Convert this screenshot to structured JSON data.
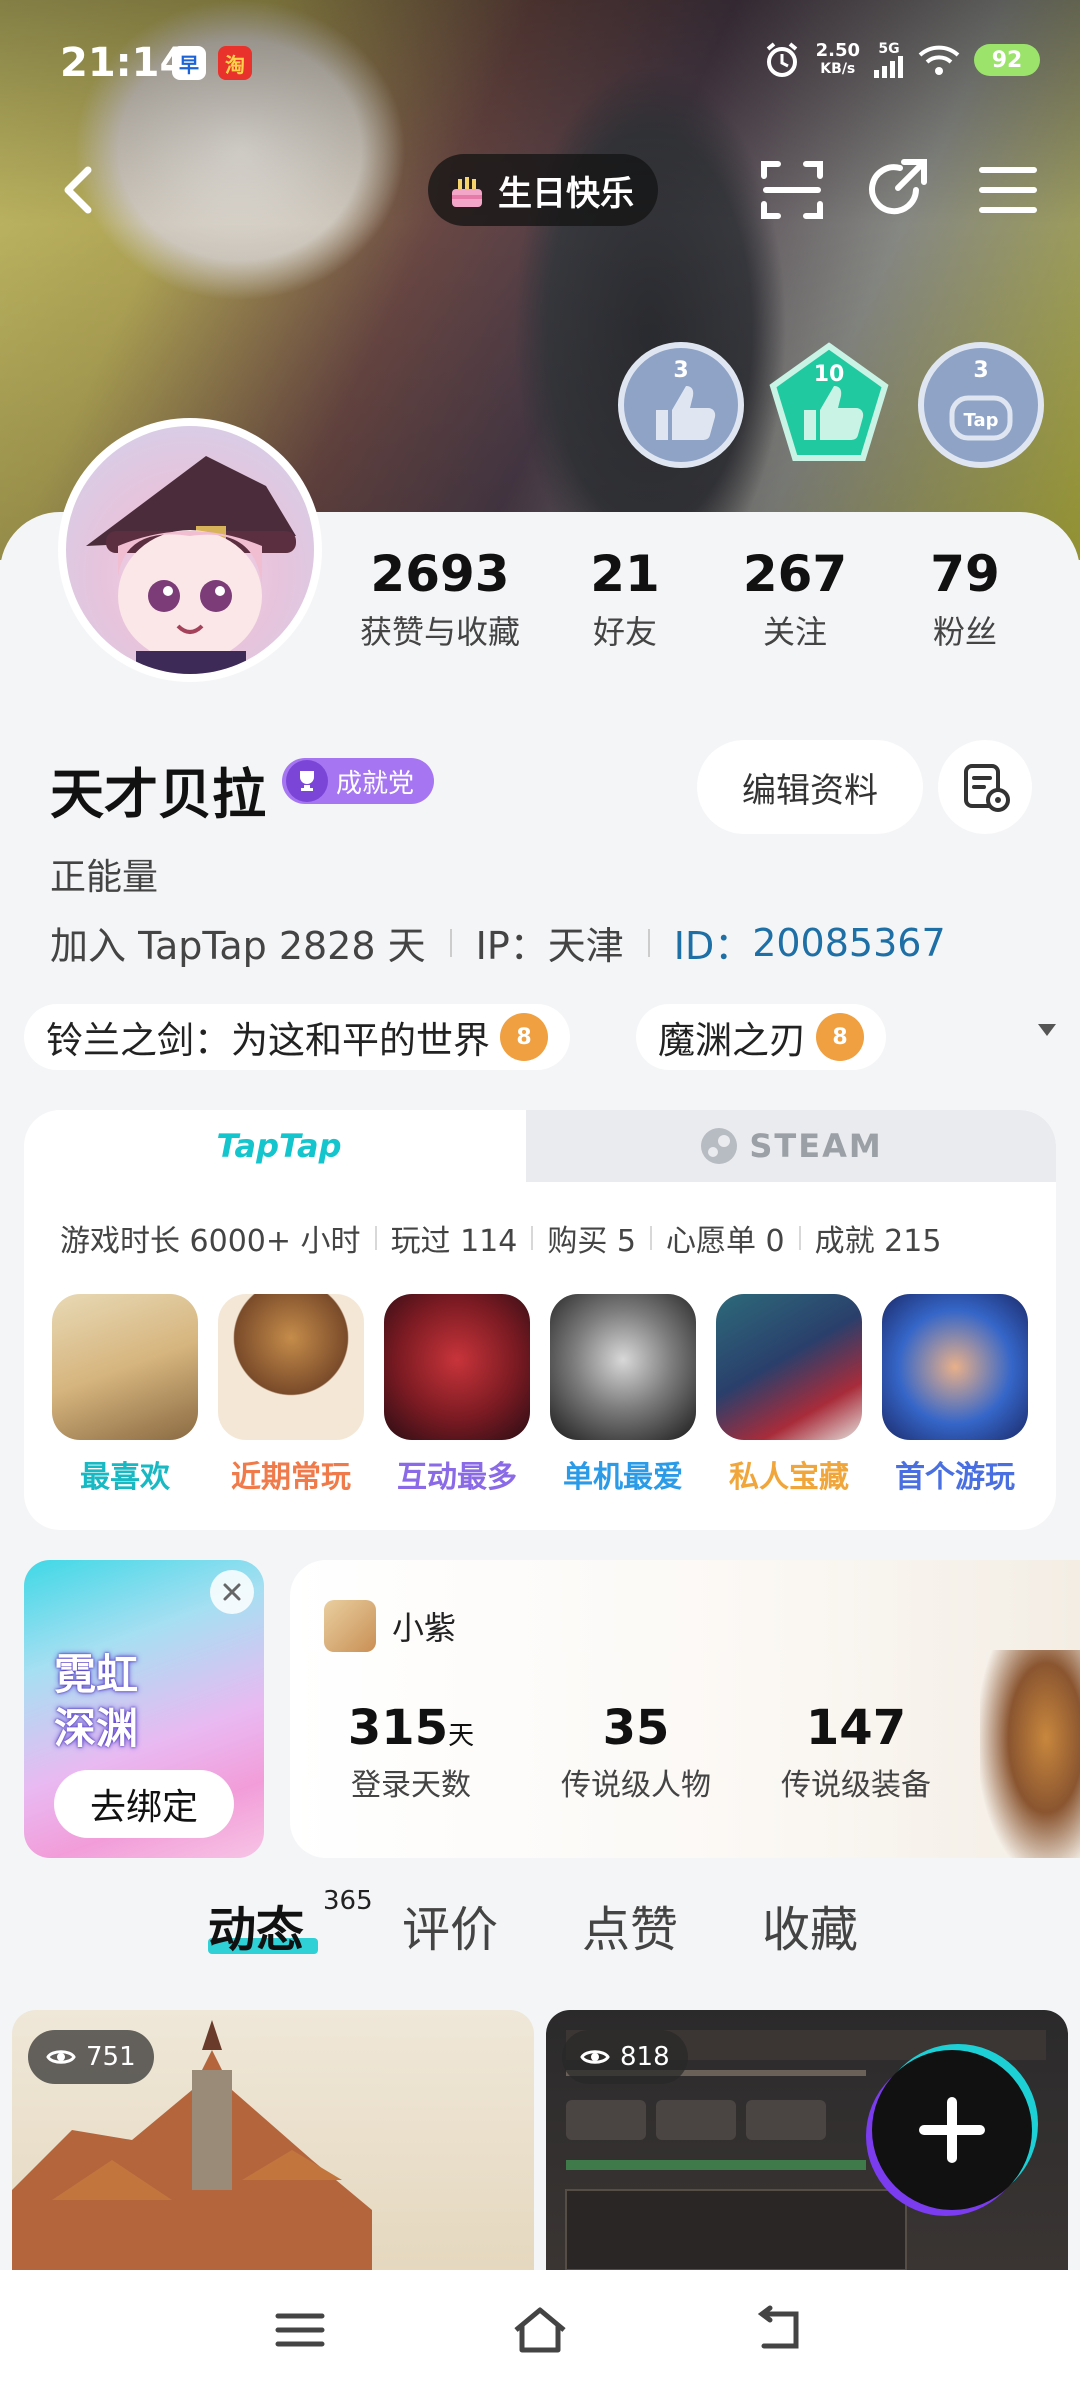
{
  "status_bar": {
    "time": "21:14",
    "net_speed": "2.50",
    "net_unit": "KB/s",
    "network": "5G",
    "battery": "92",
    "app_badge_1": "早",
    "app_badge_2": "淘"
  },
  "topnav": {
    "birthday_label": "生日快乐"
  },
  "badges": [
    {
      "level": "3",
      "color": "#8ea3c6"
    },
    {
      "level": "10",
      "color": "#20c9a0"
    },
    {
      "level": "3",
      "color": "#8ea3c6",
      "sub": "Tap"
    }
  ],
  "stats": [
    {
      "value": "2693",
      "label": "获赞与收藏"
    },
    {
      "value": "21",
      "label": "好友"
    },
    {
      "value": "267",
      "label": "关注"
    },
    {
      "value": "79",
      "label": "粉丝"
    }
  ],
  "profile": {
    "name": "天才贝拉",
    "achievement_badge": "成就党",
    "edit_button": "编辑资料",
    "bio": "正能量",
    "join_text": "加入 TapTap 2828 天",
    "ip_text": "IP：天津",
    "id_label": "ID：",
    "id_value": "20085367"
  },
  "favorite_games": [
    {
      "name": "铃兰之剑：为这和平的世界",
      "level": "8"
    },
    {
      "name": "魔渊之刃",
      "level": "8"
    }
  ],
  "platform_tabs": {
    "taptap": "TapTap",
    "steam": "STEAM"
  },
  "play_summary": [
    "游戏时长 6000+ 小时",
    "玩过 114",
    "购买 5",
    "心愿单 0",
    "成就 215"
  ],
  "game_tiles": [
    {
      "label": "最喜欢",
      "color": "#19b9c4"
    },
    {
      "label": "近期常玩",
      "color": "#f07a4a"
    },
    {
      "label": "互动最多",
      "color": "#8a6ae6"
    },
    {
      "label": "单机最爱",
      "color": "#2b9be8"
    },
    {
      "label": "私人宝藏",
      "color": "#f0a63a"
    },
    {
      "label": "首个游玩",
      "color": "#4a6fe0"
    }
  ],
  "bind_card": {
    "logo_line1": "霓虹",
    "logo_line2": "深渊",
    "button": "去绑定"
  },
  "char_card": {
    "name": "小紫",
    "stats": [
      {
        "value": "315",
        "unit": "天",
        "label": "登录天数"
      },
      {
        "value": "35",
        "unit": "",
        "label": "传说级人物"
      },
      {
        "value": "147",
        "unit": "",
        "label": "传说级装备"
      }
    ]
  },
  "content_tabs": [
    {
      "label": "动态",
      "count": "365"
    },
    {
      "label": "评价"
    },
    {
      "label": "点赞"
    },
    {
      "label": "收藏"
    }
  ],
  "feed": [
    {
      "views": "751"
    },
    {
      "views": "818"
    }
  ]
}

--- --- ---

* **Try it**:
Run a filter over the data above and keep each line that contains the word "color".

* **Response to this exercise**:
      "color": "#8ea3c6"
      "color": "#20c9a0"
      "color": "#8ea3c6",
      "color": "#19b9c4"
      "color": "#f07a4a"
      "color": "#8a6ae6"
      "color": "#2b9be8"
      "color": "#f0a63a"
      "color": "#4a6fe0"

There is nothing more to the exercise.